2Author for correspondence: e-mail firstname.lastname@example.org.
INTRASPECIFIC GENETIC DIVERSITY IN THE MARINE COCCOLITHOPHORE EMILIANIA HUXLEYI (PRYMNESIOPHYCEAE): THE USE OF MICROSATELLITE ANALYSIS IN MARINE PHYTOPLANKTON POPULATION STUDIES1
Article first published online: 22 MAY 2006
Journal of Phycology
Volume 42, Issue 3, pages 526–536, June 2006
How to Cite
Débora Iglesias-Rodríguez, M., Schofield, O. M., Batley, J., Medlin, L. K. and Hayes, P. K. (2006), INTRASPECIFIC GENETIC DIVERSITY IN THE MARINE COCCOLITHOPHORE EMILIANIA HUXLEYI (PRYMNESIOPHYCEAE): THE USE OF MICROSATELLITE ANALYSIS IN MARINE PHYTOPLANKTON POPULATION STUDIES. Journal of Phycology, 42: 526–536. doi: 10.1111/j.1529-8817.2006.00231.x
1Received 18 October 2005. Accepted 8 March 2006.
- Issue published online: 22 MAY 2006
- Article first published online: 22 MAY 2006
- Emiliania huxleyi;
- genetic diversity;

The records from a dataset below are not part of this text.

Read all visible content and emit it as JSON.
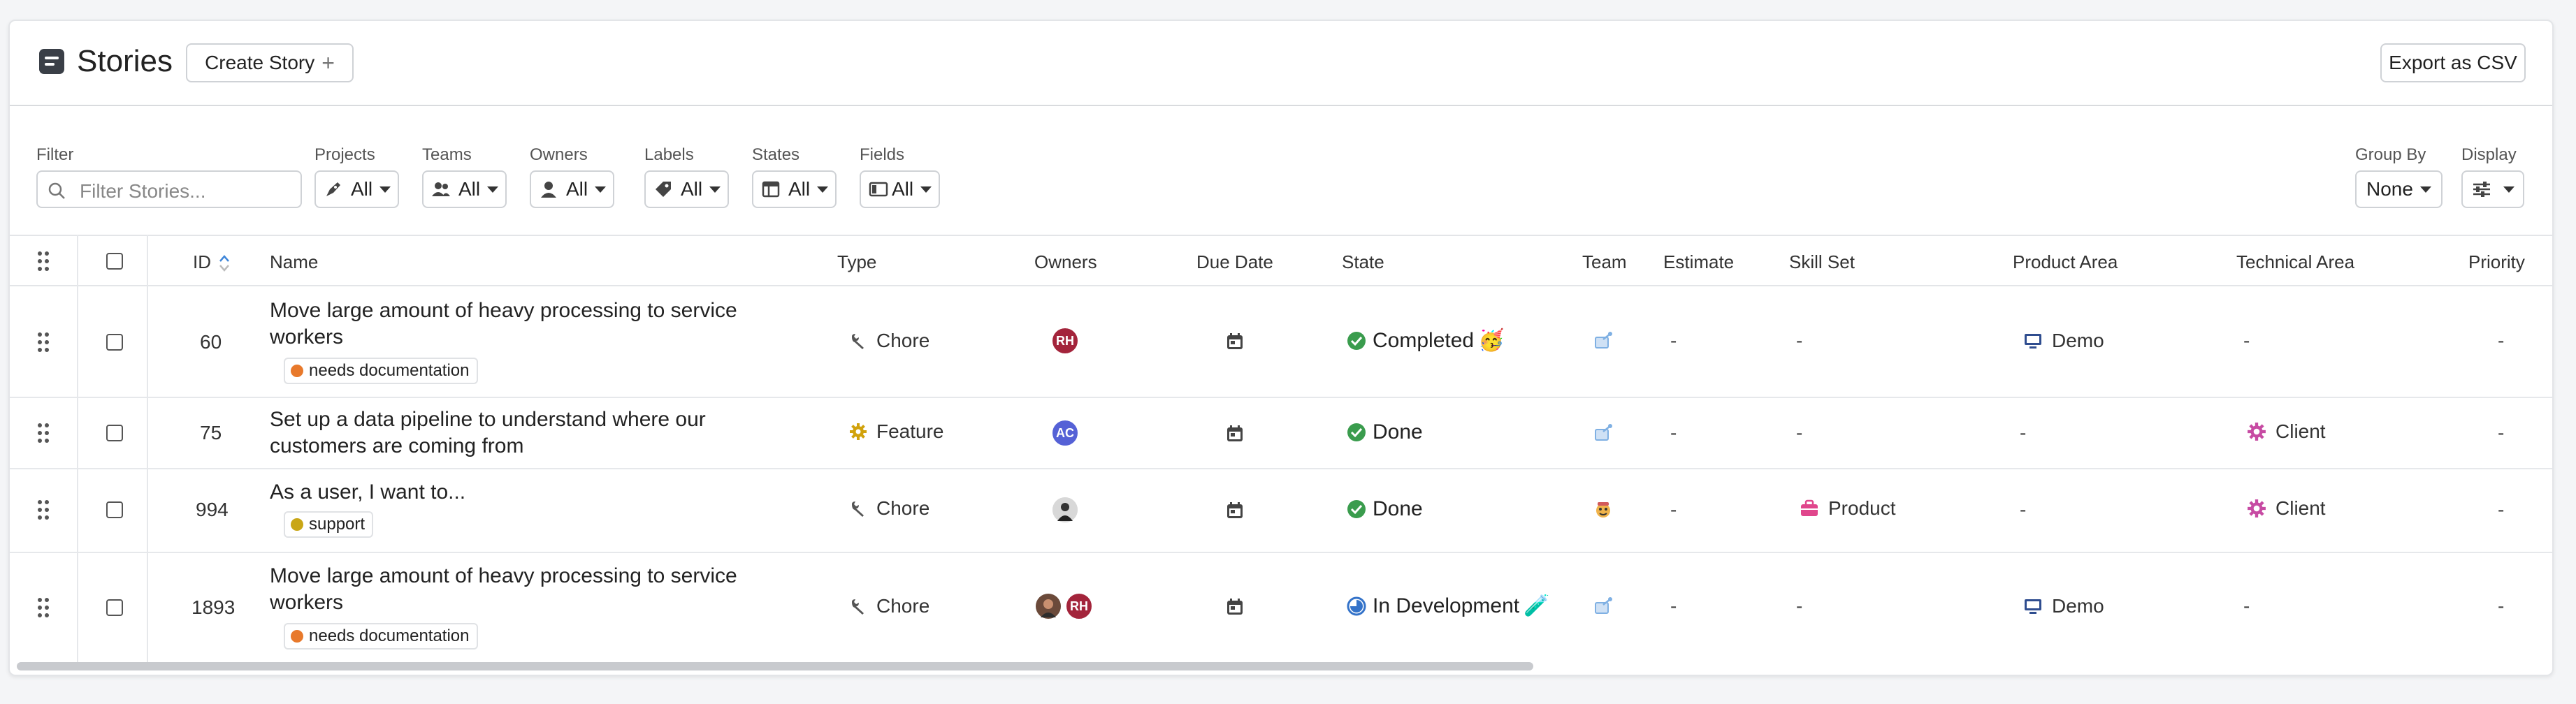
{
  "header": {
    "title": "Stories",
    "create_label": "Create Story",
    "export_label": "Export as CSV"
  },
  "filters": {
    "filter_label": "Filter",
    "search_placeholder": "Filter Stories...",
    "projects": {
      "label": "Projects",
      "value": "All"
    },
    "teams": {
      "label": "Teams",
      "value": "All"
    },
    "owners": {
      "label": "Owners",
      "value": "All"
    },
    "labels": {
      "label": "Labels",
      "value": "All"
    },
    "states": {
      "label": "States",
      "value": "All"
    },
    "fields": {
      "label": "Fields",
      "value": "All"
    },
    "group_by": {
      "label": "Group By",
      "value": "None"
    },
    "display": {
      "label": "Display"
    }
  },
  "columns": [
    "ID",
    "Name",
    "Type",
    "Owners",
    "Due Date",
    "State",
    "Team",
    "Estimate",
    "Skill Set",
    "Product Area",
    "Technical Area",
    "Priority"
  ],
  "rows": [
    {
      "id": "60",
      "name": "Move large amount of heavy processing to service workers",
      "label": "needs documentation",
      "label_color": "#e8792b",
      "type": "Chore",
      "owners": [
        "RH"
      ],
      "state": "Completed",
      "state_emoji": "🥳",
      "estimate": "-",
      "skill_set": "-",
      "product_area": "Demo",
      "technical_area": "-",
      "priority": "-"
    },
    {
      "id": "75",
      "name": "Set up a data pipeline to understand where our customers are coming from",
      "label": "",
      "type": "Feature",
      "owners": [
        "AC"
      ],
      "state": "Done",
      "estimate": "-",
      "skill_set": "-",
      "product_area": "-",
      "technical_area": "Client",
      "priority": "-"
    },
    {
      "id": "994",
      "name": "As a user, I want to...",
      "label": "support",
      "label_color": "#c9a615",
      "type": "Chore",
      "owners": [
        "photo"
      ],
      "state": "Done",
      "estimate": "-",
      "skill_set": "Product",
      "product_area": "-",
      "technical_area": "Client",
      "priority": "-"
    },
    {
      "id": "1893",
      "name": "Move large amount of heavy processing to service workers",
      "label": "needs documentation",
      "label_color": "#e8792b",
      "type": "Chore",
      "owners": [
        "photo",
        "RH"
      ],
      "state": "In Development",
      "state_emoji": "🧪",
      "estimate": "-",
      "skill_set": "-",
      "product_area": "Demo",
      "technical_area": "-",
      "priority": "-"
    }
  ],
  "colors": {
    "done": "#3a9c4d",
    "accent": "#4d64c9",
    "owner_rh": "#a3243b",
    "owner_ac": "#5561d6",
    "area_client": "#c74ba3",
    "area_demo": "#2f4d8f"
  }
}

Using primer pairs for seven previously described microsatellite loci and three newly characterized microsatellite loci from the coccolithophore Emiliania huxleyi (Lohm.) Hay and Mohler, we assessed genetic variation within this species. Analysis of microsatellite length variants (alleles) was conducted for 85 E. huxleyi isolates representative of different ocean basins. These results revealed high intraspecific genetic variability within the E. huxleyi species concept. Pairwise comparison of a 1992 Coastal Fjord group (FJ92) (n=41) and a North East Atlantic (NEA) group (n=21), using FST as an indicator of genetic differentiation, revealed moderate genetic differentiation (FST=0.09894; P=0; significance level=0.05). Gene flow between the FJ92 and NEA groups was estimated to be low, which is in agreement with the moderate levels of genetic differentiation revealed by the microsatellite data. A genetic assignment method that uses genotype likelihoods to draw inference about the groups to which individuals belong was tested. Using FJ92 and NEA as reference groups, we observed that all the E. huxleyi groups tested against the two reference groups were unrelated to them. On a global biogeographical scale, E. huxleyi populations appear to be highly genetically diverse. Our findings raise the question of whether such a high degree of intraspecific genetic diversity in coccolithophores translates into variability in ecological function.